Inositol Present as the distinct isomer myo-inositol, inositol is a six-carbon cyclic polyalcohol that occurs naturally in all living cells. Fruits, beans, grains, and nuts contain some inositol; however, an 1800-2500–calorie daily diet has been shown to provide only 225-1500 mg of myo-inositol. Of the nearly 100% of ingested myo-inositol that is absorbed in the gastrointestinal tract, more than half becomes lipid bound. In contrast to low plasma concentration, the peripheral nerves have an extraordinarily high concentration of myo-inositol. Inositol is a precursor for the second-messenger phosphatidyl-inositol system, which affects mood status differently than precursors for neurotransmitters. Based upon validated scoring procedures, double-blind, controlled, random-order crossover clinical trials using up to 18 g of myo-inositol per day for a month have demonstrated effectiveness with minimal to no side effects.*[3,4]
GABA (gamma-aminobutyric acid) GABA is an amino acid manufactured in brain cells from glutamate.

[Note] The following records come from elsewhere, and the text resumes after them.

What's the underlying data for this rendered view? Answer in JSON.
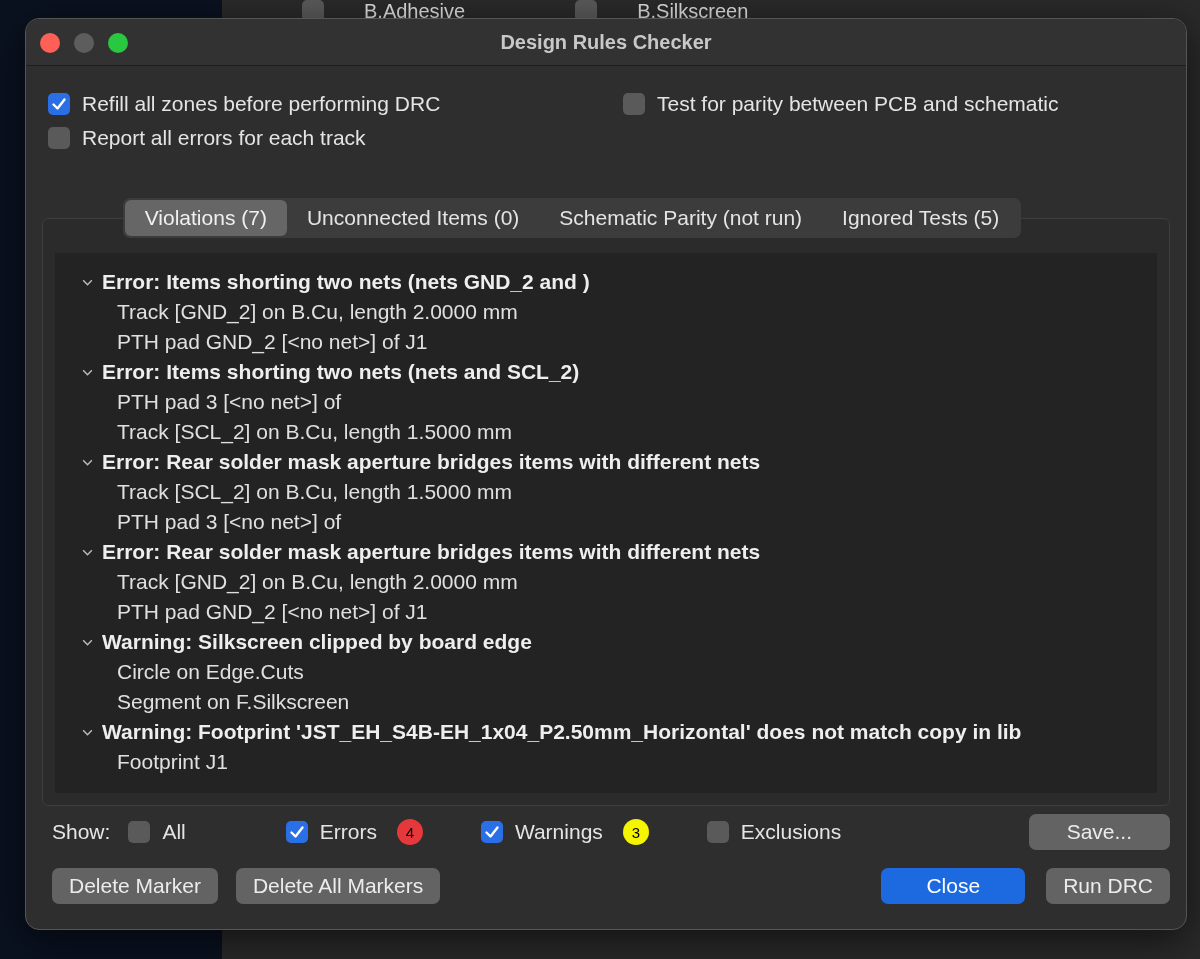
{
  "background_app": {
    "layers": [
      {
        "label": "B.Adhesive",
        "checked": false
      },
      {
        "label": "B.Silkscreen",
        "checked": false
      }
    ]
  },
  "window": {
    "title": "Design Rules Checker"
  },
  "options": [
    {
      "label": "Refill all zones before performing DRC",
      "checked": true
    },
    {
      "label": "Test for parity between PCB and schematic",
      "checked": false
    },
    {
      "label": "Report all errors for each track",
      "checked": false
    }
  ],
  "tabs": [
    {
      "label": "Violations (7)",
      "selected": true
    },
    {
      "label": "Unconnected Items (0)",
      "selected": false
    },
    {
      "label": "Schematic Parity (not run)",
      "selected": false
    },
    {
      "label": "Ignored Tests (5)",
      "selected": false
    }
  ],
  "violations": [
    {
      "title": "Error: Items shorting two nets (nets GND_2 and )",
      "expanded": true,
      "children": [
        "Track [GND_2] on B.Cu, length 2.0000 mm",
        "PTH pad GND_2 [<no net>] of J1"
      ]
    },
    {
      "title": "Error: Items shorting two nets (nets  and SCL_2)",
      "expanded": true,
      "children": [
        "PTH pad 3 [<no net>] of",
        "Track [SCL_2] on B.Cu, length 1.5000 mm"
      ]
    },
    {
      "title": "Error: Rear solder mask aperture bridges items with different nets",
      "expanded": true,
      "children": [
        "Track [SCL_2] on B.Cu, length 1.5000 mm",
        "PTH pad 3 [<no net>] of"
      ]
    },
    {
      "title": "Error: Rear solder mask aperture bridges items with different nets",
      "expanded": true,
      "children": [
        "Track [GND_2] on B.Cu, length 2.0000 mm",
        "PTH pad GND_2 [<no net>] of J1"
      ]
    },
    {
      "title": "Warning: Silkscreen clipped by board edge",
      "expanded": true,
      "children": [
        "Circle on Edge.Cuts",
        "Segment on F.Silkscreen"
      ]
    },
    {
      "title": "Warning: Footprint 'JST_EH_S4B-EH_1x04_P2.50mm_Horizontal' does not match copy in lib",
      "expanded": true,
      "children": [
        "Footprint J1"
      ]
    }
  ],
  "show": {
    "label": "Show:",
    "filters": [
      {
        "label": "All",
        "checked": false
      },
      {
        "label": "Errors",
        "checked": true,
        "count": "4",
        "color": "#e5383b"
      },
      {
        "label": "Warnings",
        "checked": true,
        "count": "3",
        "color": "#f5f500"
      },
      {
        "label": "Exclusions",
        "checked": false
      }
    ],
    "save_button": "Save..."
  },
  "buttons": [
    {
      "label": "Delete Marker",
      "kind": "plain"
    },
    {
      "label": "Delete All Markers",
      "kind": "plain"
    },
    {
      "label": "Close",
      "kind": "default"
    },
    {
      "label": "Run DRC",
      "kind": "plain"
    }
  ]
}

This primary neurotransmitter, abundant in the cerebral cortex, increases the production of alpha waves (related to a relaxed, yet mentally focused state) while decreasing beta waves (associated with hyperactivity, nervousness, and fleeting thoughts). Sufficient GABA results in the smooth, calming, regular rhythmic flow of electrical impulses in the brain needed for emotional well-being. Supplementation in humans has shown support for the maintenance of healthy cortisol and secretory IgA levels while under stress.*
Taurine A 2-aminoethanesulfonic acid originally isolated from ox bile, taurine exists mainly in free form in the intracellular space of tissues. This conditionally essential amino acid maintains cell volume via osmoregulation—the process that corrects excessive or insufficient concentrations of electrolytes—and stabilizes cell membranes in the heart and brain, two electrically active tissues. Considered neuroprotective, taurine modulates the ability of mitochondria to buffer intracellular calcium during glutamate depolarization and excitotoxicity—the means by which neurons are overstimulated and damaged—and thereby may prevent cell death. In addition to its antioxidant and cytokine-balancing functions, taurine is important to neurotransmission, neuroregulation, and cardiac function.[8,9] Taurine supplementation also increases GABA.*
L-Theanine (N-ethyl-L-glutamine) L-Theanine, provided as Suntheanine®, is protected by more than 40 US and international patents for its various physiological efficacies and L-isomer-specific production processes. A naturally-occurring, biologically active, free-form amino acid, L-theanine gives green tea its characteristic taste. Although notable for its relaxation support, L-theanine may also support nerve health and cognition. Theanine lowers glutamate levels by preventing transport of glutamate’s precursor, glutamine. It may also inhibit neurotransmission, cause inhibitory neurotransmission via glycine receptors, and thereby reduce neuronal overstimulation. L-theanine’s ability to relax the mind without inducing drowsiness has been documented by an increase in alpha wave activity during EEG recording.*
Magnesium Sometimes referred to as the relaxation mineral and mainly found in the brain, bones, and muscles, magnesium assists in the transmission of nerve impulses and is essential to more than 300 enzymatic reactions in the body. Magnesium supplementation has been shown to support a healthy mood, including during the menstrual cycle when mood changes are common.*
More than one of the ingredients in Just Relax may support a healthy body weight and healthy hormone, lipid, insulin, and glucose metabolism.*[14-16]
*These statements have not been evaluated by the Food and Drug Administration. This product is not intended to diagnose, treat, cure, or prevent any disease.